This is the week the number of people infected with coronavirus worldwide officially exceeds two million. Since this figure only relates to detected cases, the real number is likely much higher.
The pandemic is ongoing, and while some countries begin confinement, others hope to ease it soon. At the same time, it is inevitable to think about how the world might change once this is all over, and if a return to “normality” is even possible.
This sixth weekly column by our team of international health editors summarises some of the recently published articles from The Conversation’s global network.
This is our weekly roundup of expert info about the Coronavirus.
The Conversation, a not-for-profit group, works with a wide range of academics across its global network. Together we produce evidence-based analysis and insights from across academia. The articles are free to read – there is no paywall – and to republish.
Treatments, promises and risks
Developing treatments and vaccines against a disease takes years, often decades, but right now we do not have the luxury of time. To this end, many researchers are testing the effectiveness of old, already approved drugs against SARS-CoV-2. Some of the findings so far relate to:
The effectiveness of hydroxychloroquine. This controversial purported treatment for COVID-19, championed by Donald Trump, the US president, has had many doubts cast on its effectiveness. Katherine Seley-Radtke of the University of Maryland summarises the many questions raised by this antimalarial drug.
Antibodies in the blood of survivors. Our immune system is a powerful weapon against infection. Ann Sheehy of the College of the Holy Cross tells us how blood plasma from recovered patients could help fight coronavirus.
The importance of reducing risks. Social distancing is a fundamental measure to delay the advancement of coronavirus, but its success depends on understanding social interactions must be redefined. Catharine Chambers and Daniel Harris of the University of Toronto explain why we should not make exceptions or let our guard down.
Issues of race and gender
The pandemic is not affecting everyone equally. The effects of coronavirus differ greatly between different classes, races and genders. Our authors have covered:
- How racism impacts health. Data is now available that indicates African Americans are suffering more severely during the epidemic. Roberta K Timothy of the University of Toronto explains the causes and proposes solutions.
Clinical trials not reaching Africa. There are over 150 ongoing clinical trials researching the SARS-CoV-2 coronavirus. Only three are taking place in Africa, and all of them in Egypt. Jenniffer-Mabuka-Maroa, from the African Academy of Sciences, believes the continent has the necessary infrastructures to assist the research.

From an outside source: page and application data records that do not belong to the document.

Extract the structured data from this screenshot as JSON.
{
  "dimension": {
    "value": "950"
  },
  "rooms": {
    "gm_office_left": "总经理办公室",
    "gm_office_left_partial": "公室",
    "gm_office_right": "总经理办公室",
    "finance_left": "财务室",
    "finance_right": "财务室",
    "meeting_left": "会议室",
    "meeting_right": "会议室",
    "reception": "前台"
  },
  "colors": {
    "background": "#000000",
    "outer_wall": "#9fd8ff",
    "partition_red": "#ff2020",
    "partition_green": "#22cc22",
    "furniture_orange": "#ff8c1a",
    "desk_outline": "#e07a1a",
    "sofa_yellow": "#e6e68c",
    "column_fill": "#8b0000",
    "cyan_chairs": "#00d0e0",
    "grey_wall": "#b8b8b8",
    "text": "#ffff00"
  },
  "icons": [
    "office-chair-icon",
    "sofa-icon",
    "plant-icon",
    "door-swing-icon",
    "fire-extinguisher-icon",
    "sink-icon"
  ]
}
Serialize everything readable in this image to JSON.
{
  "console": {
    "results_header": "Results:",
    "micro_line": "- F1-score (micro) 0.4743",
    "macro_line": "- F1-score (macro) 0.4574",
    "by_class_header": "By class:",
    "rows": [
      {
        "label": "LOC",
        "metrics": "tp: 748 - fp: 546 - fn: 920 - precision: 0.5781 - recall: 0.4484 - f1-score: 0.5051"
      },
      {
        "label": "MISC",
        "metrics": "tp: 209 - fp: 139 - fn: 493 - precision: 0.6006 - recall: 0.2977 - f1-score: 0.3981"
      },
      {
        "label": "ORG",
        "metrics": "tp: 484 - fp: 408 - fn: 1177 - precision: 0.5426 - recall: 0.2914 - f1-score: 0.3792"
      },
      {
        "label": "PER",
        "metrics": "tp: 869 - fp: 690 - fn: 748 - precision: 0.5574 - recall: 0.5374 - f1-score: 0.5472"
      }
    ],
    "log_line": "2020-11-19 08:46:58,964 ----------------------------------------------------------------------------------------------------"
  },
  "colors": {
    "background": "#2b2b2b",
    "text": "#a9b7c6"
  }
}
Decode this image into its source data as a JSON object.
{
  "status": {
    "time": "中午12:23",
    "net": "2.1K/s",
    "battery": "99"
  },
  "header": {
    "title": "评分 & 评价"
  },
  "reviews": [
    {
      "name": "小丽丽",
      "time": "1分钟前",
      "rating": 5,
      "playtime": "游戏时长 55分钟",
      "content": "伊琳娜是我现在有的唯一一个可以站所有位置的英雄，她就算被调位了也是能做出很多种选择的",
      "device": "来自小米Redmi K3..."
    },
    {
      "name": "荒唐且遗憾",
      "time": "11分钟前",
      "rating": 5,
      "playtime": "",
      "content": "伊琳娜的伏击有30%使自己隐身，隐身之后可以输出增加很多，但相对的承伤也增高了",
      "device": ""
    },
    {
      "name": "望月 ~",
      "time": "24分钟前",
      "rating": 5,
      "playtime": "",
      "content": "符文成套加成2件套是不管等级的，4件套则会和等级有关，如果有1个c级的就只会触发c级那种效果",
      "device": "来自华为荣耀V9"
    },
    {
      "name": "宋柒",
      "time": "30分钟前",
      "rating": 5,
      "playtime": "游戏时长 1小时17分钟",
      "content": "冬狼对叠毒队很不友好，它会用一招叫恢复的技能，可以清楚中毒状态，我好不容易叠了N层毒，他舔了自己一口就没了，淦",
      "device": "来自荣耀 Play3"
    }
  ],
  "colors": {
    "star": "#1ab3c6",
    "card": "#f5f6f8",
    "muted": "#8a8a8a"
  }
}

The consequences for women. Not only does confinement disproportionally affect the work/life balance of women generally, it raises many issues for women suffering domestic violence. María López Belloso, from the University of Deusto, Spain, defends (in Spanish) the incorporation of a gender perspective in the data and analysis of the pandemic.
Populism and dictatorship
The price of populism. Jonatan A Lassa and Miranda Booth, from Charles Darwin University (Australia), discuss the role populist leaders have had in the global failure to respond to COVID-19. Despite this, they fear those same leaders will be able to take advantage of this crisis.
The Ghanaian law against coronavirus. The government of Ghana has approved an act to combat the pandemic that opens the door to violations of human rights and freedoms. Kwadwo Appiagyei-Atua, from the University of Ghana, discusses the law, its problems and risks.
Advice from Nelson Mandela. The South African leader spent decades in a tiny cell, where he had to learn to keep his body active. Gavin Evans of Birkbeck, University of London explains how the Nobel Prize winner managed to keep his body and mind healthy thanks to a strict routine.
Parallels with the Spanish Civil War. Spain has not experienced a situation similar to the current one since the Civil War of 1936. In a similar fashion to today, volunteering and messages of consolation played an important role in overcoming the tragedy. Dolores Ruiz Berdún, from the University of Alcalá (Spain), explains the commonality between past and present (in Spanish).
Looking to the future
The Chinese economy needs the rest of the world. The pandemic is a global challenge, and no less for the world’s largest exporter. China struggles to regain lost ground, but it cannot do it alone. Rusli Abdulah of the Institute for the Development of the Economy and Finance (Indonesia) explains why.
Phasing back to ‘normality’. After more than a month of confinement in some countries, citizens are wondering when things will return the way they were. Ignacio López-Goñi, from the University of Navarra (Spain), explains the phased return to life as it was, and how to guarantee its success.
Questions and answers
Can mothers continue to breastfeed? Although the mortality of COVID-19 in children and babies is low compared to other ages, that does not mean that they cannot experience more severe symptoms. Andini Pramono, from the Australian National University, explains how to breastfeed safely in the midst of the pandemic.
What does “recovered” mean? Most coronavirus patients return to full health. So Tom Duszynski of Indiana University answers some questions about how our bodies fight the virus … and how the immune system prevents new infections.
What about the masks? Kieran Moore of Queen’s University, Ontario, answers the most frequently asked questions about SARS-CoV-2, such as the advisability of wearing face masks, the length of school closings and how long we can be infected before showing symptoms.